Broward County African American Research Library and Cultural Center (AARLCC) presents yearlong Vicennial Celebrations that will span the entire year in 2022!
As our year-long celebration comes to an end we wish the best to you and your family! But before we close out our Vicennial of Black Excellence, it's Kwanzaa Time! This year we will introduce a Kwanzaa Night Market for the entire family celebrating and honoring the principles of Nguzo Saba.
Kwanzaa (/ˈkwɑːn.zə/) is an annual celebration of African American culture that is held from December 26 to January 1. This year's festival will coincide with the third day of Kwanzaa which encourages Ujima, or ‘Collective Work and Responsibility’. Focusing on collective work and responsibility, this event is AARLCC’s offering where we provide the community with holistic workshops on health, wellness, and purpose. Building on our past celebrations, SoFlo Kwanzaa Experience introduced programs geared towards healing and restoring our communities and as we explore the importance of health and wellness, our 2022 SoFlo Kwanzaa Experience theme is Black Health and Wellness: Supporting Holistic Entrepreneurship. Putting into practice the principles of Kwanzaa every day, we are building a collaborative network individuals, families, and communities to create a five-year Kwanzaa plan for 2021- 2026, and we are excited to reveal our 2023 theme during this year’s festivities!
For additional information on the SoFlo Kwanzaa Experience please contact 954-357-6282.
This event is presented by the Broward County African-American Research Library and Cultural Center (AARLCC); produced by Sankofa's Child Inc (Nzingah Oniwosan); and sponsored by the Friends of the African-American Research Library and Cultural Center.

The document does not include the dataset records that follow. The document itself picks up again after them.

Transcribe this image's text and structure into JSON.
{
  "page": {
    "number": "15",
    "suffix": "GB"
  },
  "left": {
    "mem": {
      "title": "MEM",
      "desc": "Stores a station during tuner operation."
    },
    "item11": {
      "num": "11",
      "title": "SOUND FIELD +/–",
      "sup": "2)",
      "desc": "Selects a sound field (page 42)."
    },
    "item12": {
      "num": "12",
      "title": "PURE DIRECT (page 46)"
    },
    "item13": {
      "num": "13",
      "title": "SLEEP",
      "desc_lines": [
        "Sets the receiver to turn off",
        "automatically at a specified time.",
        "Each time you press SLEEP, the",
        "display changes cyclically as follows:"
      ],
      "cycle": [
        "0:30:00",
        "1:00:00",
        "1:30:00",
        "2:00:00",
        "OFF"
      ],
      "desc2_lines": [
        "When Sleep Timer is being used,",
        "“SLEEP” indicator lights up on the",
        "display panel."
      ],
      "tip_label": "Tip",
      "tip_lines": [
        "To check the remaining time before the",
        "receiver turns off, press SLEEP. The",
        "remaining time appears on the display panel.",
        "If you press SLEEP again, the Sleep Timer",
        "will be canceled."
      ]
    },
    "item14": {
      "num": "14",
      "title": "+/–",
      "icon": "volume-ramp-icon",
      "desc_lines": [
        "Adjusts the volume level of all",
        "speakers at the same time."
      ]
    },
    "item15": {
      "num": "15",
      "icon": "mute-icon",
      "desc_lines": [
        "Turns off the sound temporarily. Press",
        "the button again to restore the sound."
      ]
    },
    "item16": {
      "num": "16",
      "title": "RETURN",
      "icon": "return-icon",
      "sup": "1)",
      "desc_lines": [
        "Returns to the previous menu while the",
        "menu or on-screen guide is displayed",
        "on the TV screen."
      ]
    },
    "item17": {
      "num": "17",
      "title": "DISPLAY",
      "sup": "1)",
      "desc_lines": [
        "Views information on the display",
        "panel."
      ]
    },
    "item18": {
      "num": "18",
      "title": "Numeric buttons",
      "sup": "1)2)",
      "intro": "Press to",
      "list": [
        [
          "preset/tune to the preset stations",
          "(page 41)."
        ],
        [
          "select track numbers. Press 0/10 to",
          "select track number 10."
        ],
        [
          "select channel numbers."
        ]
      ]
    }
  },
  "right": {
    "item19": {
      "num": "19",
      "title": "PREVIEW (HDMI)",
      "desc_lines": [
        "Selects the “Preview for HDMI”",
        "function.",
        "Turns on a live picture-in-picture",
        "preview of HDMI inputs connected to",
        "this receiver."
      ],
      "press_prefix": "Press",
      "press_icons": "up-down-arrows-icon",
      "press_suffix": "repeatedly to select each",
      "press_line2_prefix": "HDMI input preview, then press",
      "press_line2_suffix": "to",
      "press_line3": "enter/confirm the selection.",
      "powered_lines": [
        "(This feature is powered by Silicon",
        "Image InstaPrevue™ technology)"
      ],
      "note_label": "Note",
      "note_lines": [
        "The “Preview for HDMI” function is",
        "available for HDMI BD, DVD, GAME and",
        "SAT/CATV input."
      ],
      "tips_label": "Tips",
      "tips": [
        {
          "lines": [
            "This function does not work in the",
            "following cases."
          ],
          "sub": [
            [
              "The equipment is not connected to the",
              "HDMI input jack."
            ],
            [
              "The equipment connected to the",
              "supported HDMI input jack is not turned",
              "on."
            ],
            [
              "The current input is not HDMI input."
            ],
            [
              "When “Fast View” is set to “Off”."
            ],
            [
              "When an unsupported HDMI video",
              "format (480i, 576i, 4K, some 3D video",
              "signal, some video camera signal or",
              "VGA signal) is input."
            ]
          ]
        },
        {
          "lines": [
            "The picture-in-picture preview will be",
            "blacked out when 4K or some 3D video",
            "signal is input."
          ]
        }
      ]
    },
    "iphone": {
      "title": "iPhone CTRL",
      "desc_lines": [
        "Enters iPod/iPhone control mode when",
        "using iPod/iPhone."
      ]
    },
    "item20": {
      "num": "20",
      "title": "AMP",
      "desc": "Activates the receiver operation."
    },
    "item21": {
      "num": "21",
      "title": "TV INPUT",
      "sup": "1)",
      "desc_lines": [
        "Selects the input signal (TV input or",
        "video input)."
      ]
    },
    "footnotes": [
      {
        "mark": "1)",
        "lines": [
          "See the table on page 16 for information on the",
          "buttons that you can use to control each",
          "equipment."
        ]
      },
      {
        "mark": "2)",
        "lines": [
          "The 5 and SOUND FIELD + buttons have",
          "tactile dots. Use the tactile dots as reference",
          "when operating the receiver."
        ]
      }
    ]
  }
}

About the African American Research Library and Cultural Center
The Broward County African American Research Library and Cultural Center (AARLCC) is located in the Sistrunk community, one of the oldest historically Black communities named for one of Fort Lauderdale’s first Black physicians. Opening to the public on October 26, 2002, AARLCC became the third public library of its kind in the United States dedicated to the study of Black history and culture. The 60,000 square-foot Center serves as a repository of materials related to the local, national, and international voices of the African diaspora with more than 85,000 books, manuscripts, artifacts, framed art, print, photography, audiovisual, and documents held in our Adult Services Section and Special Collections. The Youth Services Section features a special collection of Coretta Scott King Award books and the Ashley Bryan Art Collection from illustrators of African Descent. AARLCC also features a 5,000 sq. ft. museum, a 300-seat state-of-the-art theatre, and a Computer Training Center.